Aim: To examine the associations between the frequency of cannabis use and the use of other illicit drugs.
Design: A 25-year longitudinal study of the health, development and adjustment of a birth cohort of 1,265 New Zealand children.
Measurements: Annual assessments of the frequency of cannabis use were obtained for the period 14-25 years, together with measures of the use of other illicit drugs from the same time period.
Findings: The frequency of cannabis use was associated significantly with the use of other illicit drugs, other illicit drug abuse/dependence and the use of a diversity of other drugs. This association was found to be particularly strong during adolescence but declined rapidly as age increased. Statistical control for confounding by both fixed and time dynamic factors using random- and fixed-effects regression models reduced the strength of association between frequency of cannabis use and other illicit drug use, but a strong association between frequency of cannabis use and other illicit drug use remained even after control for non-observed and time-dynamic sources of confounding.
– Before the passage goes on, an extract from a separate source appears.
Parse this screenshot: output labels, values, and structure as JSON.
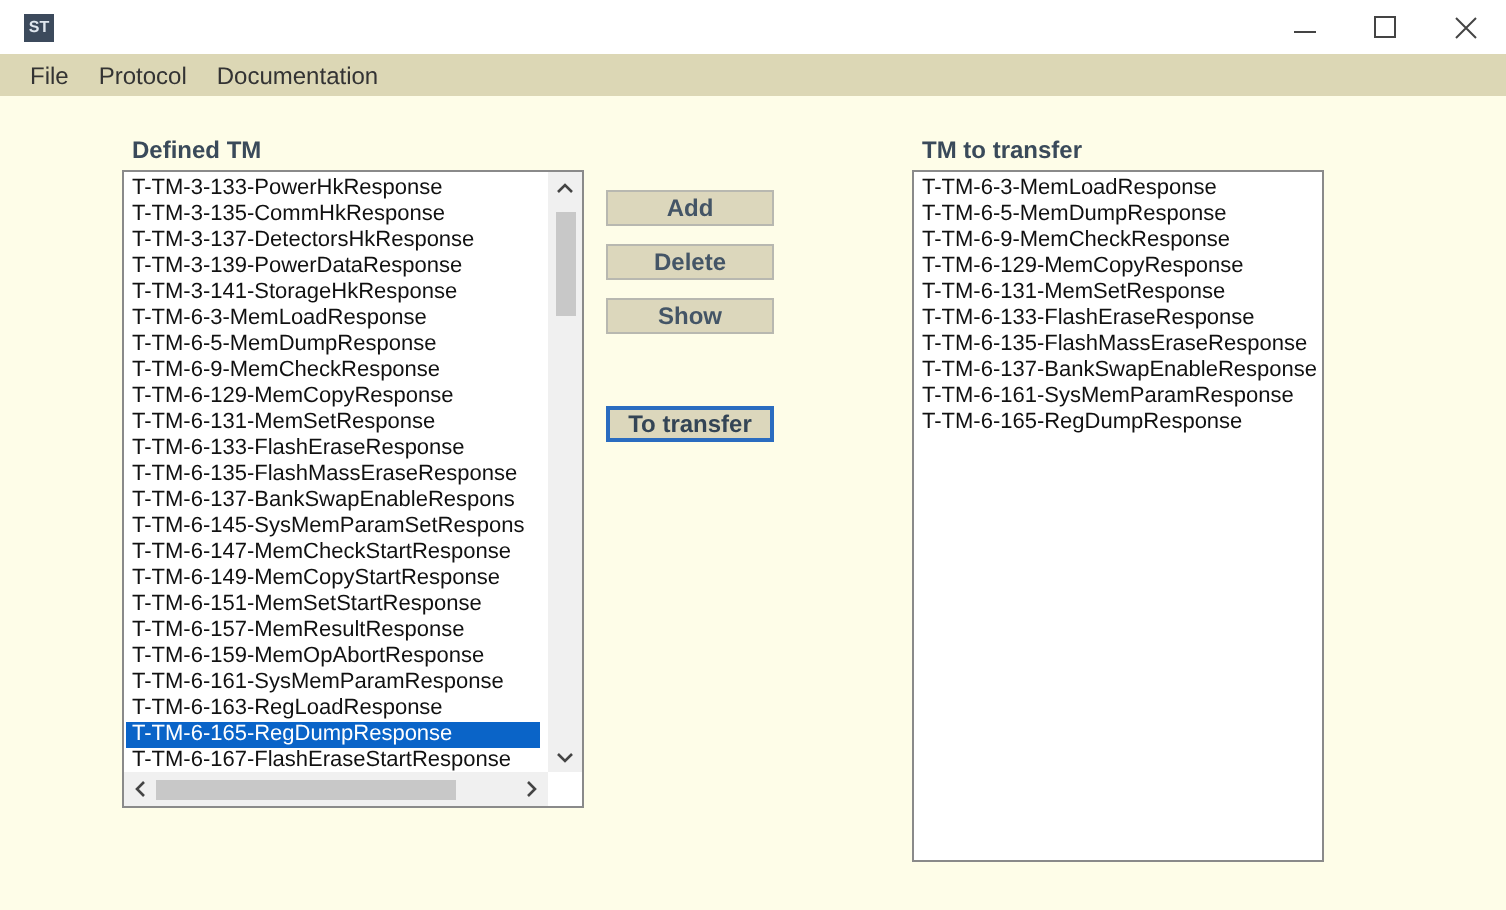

Conclusions: Regular or heavy cannabis use was associated with an increased risk of using other illicit drugs, abusing or becoming dependent upon other illicit drugs, and using a wider variety of other illicit drugs. The risks of use, abuse/dependence, and use of a diversity of other drugs declined with increasing age. The findings may support a general causal model such as the cannabis gateway hypothesis, but the actual causal mechanisms underlying such a gateway, and the extent to which these causal mechanisms are direct or indirect, remain unclear.